Heavy binge drinking can severely damage the brain. When the brain is exposed to large amounts of alcohol over an extended period, it has trouble forming new brain cells.
Not only does the brain stop maintaining its cells — it can even shrink. The frontal lobes, responsible for voluntary movement, language, and higher-level thinking, are up to 11% smaller in heavy drinkers.17
Atrophy of the cerebellum, which regulates balance and movement, can also occur in binge drinkers. The corpus callosum, an area which links the right and left sides of the brain can also shrink.4
Another area vulnerable to binge drinking is the hippocampus, which is vital for learning and memory. Shrinkage in this area is also strongly linked to Alzheimer's disease.1
A study of Swedish military recruits between 1969 and 1970 found that IQ was inversely correlated with heavy alcohol consumption.13 A study in neighboring Norway found similar results.12
Pregnant women who binge-drink put their children at increased risk for fetal alcohol syndrome (FAS). Children born with FAS have IQ's well below average.
Alcohol-related brain damage can be reversed to some extent, but complete recovery may not always be possible.16
Does Binge Drinking Mean You’re an Alcoholic?
Most people who binge drink are not alcoholics.
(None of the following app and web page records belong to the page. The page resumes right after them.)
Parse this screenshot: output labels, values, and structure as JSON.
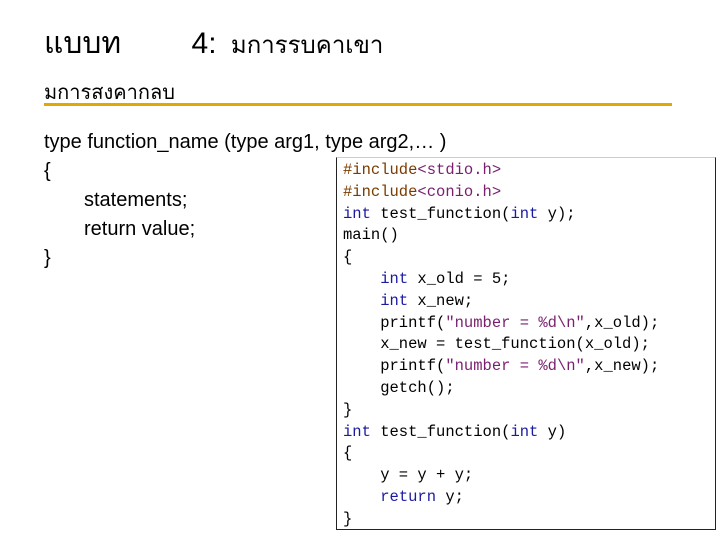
{
  "slide": {
    "title_word": "แบบท",
    "title_number": "4:",
    "title_rest": "มการรบคาเขา",
    "subtitle": "มการสงคากลบ",
    "rule_color": "#e0a800"
  },
  "prototype": {
    "signature": "type function_name (type arg1, type arg2,… )",
    "open_brace": "{",
    "statements": "statements;",
    "return_line": "return value;",
    "close_brace": "}"
  },
  "code": {
    "lines": [
      [
        {
          "t": "#include",
          "c": "brown"
        },
        {
          "t": "<stdio.h>",
          "c": "purple"
        }
      ],
      [
        {
          "t": "#include",
          "c": "brown"
        },
        {
          "t": "<conio.h>",
          "c": "purple"
        }
      ],
      [
        {
          "t": "int",
          "c": "blue"
        },
        {
          "t": " test_function(",
          "c": "black"
        },
        {
          "t": "int",
          "c": "blue"
        },
        {
          "t": " y);",
          "c": "black"
        }
      ],
      [
        {
          "t": "main()",
          "c": "black"
        }
      ],
      [
        {
          "t": "{",
          "c": "black"
        }
      ],
      [
        {
          "t": "    ",
          "c": "black"
        },
        {
          "t": "int",
          "c": "blue"
        },
        {
          "t": " x_old = 5;",
          "c": "black"
        }
      ],
      [
        {
          "t": "    ",
          "c": "black"
        },
        {
          "t": "int",
          "c": "blue"
        },
        {
          "t": " x_new;",
          "c": "black"
        }
      ],
      [
        {
          "t": "    printf(",
          "c": "black"
        },
        {
          "t": "\"number = %d\\n\"",
          "c": "purple"
        },
        {
          "t": ",x_old);",
          "c": "black"
        }
      ],
      [
        {
          "t": "    x_new = test_function(x_old);",
          "c": "black"
        }
      ],
      [
        {
          "t": "    printf(",
          "c": "black"
        },
        {
          "t": "\"number = %d\\n\"",
          "c": "purple"
        },
        {
          "t": ",x_new);",
          "c": "black"
        }
      ],
      [
        {
          "t": "    getch();",
          "c": "black"
        }
      ],
      [
        {
          "t": "}",
          "c": "black"
        }
      ],
      [
        {
          "t": "int",
          "c": "blue"
        },
        {
          "t": " test_function(",
          "c": "black"
        },
        {
          "t": "int",
          "c": "blue"
        },
        {
          "t": " y)",
          "c": "black"
        }
      ],
      [
        {
          "t": "{",
          "c": "black"
        }
      ],
      [
        {
          "t": "    y = y + y;",
          "c": "black"
        }
      ],
      [
        {
          "t": "    ",
          "c": "black"
        },
        {
          "t": "return",
          "c": "blue"
        },
        {
          "t": " y;",
          "c": "black"
        }
      ],
      [
        {
          "t": "}",
          "c": "black"
        }
      ]
    ]
  }
}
Usually binge drinkers are young adults drinking for recreation.
However, binge drinking can be a sign of AUD if it is part of a wider pattern of heavy drinking.
Signs of Alcohol Use Disorder (Alcoholism)
If you or someone you know binge drinks alone, that could be a sign of alcohol dependence or AUD.
Other signs of AUD include:
- Lack of ability to control the amount of alcohol consumed
- Neglecting important obligations in order to drink
- Heavy drinking
- High tolerance for alcohol
- Withdrawal symptoms, including nausea, sweating, and shaking
How to Prevent Binge Drinking
If binge drinking is part of a larger pattern of heavy drinking, it may be time to cut down on your alcohol consumption.
If you want to stop binge drinking, you should seek help from loved ones and consult a doctor for advice. You should also consider quitting alcohol altogether.
Tips for Quitting Binge Drinking
Some tips for quitting binge drinking include:
- Change your environment — It may be that stress or peer pressure is influencing you to binge drink.
- Find new hobbies — If you drink alcohol for recreation, consider replacing that with healthier options like exercise, sports, or volunteering.
- Reach out to family and friends — It is vital to have a support network to help you during your recovery journey.
- Consider addiction treatment — Inability to control alcohol use is a sign of alcohol use disorder.
- Medication-assisted treatment (MAT) — Drugs such as Naltrexone, Acamprosate, Metadoxine, and Disulfiram have been approved by the FDA to help reduce drinking.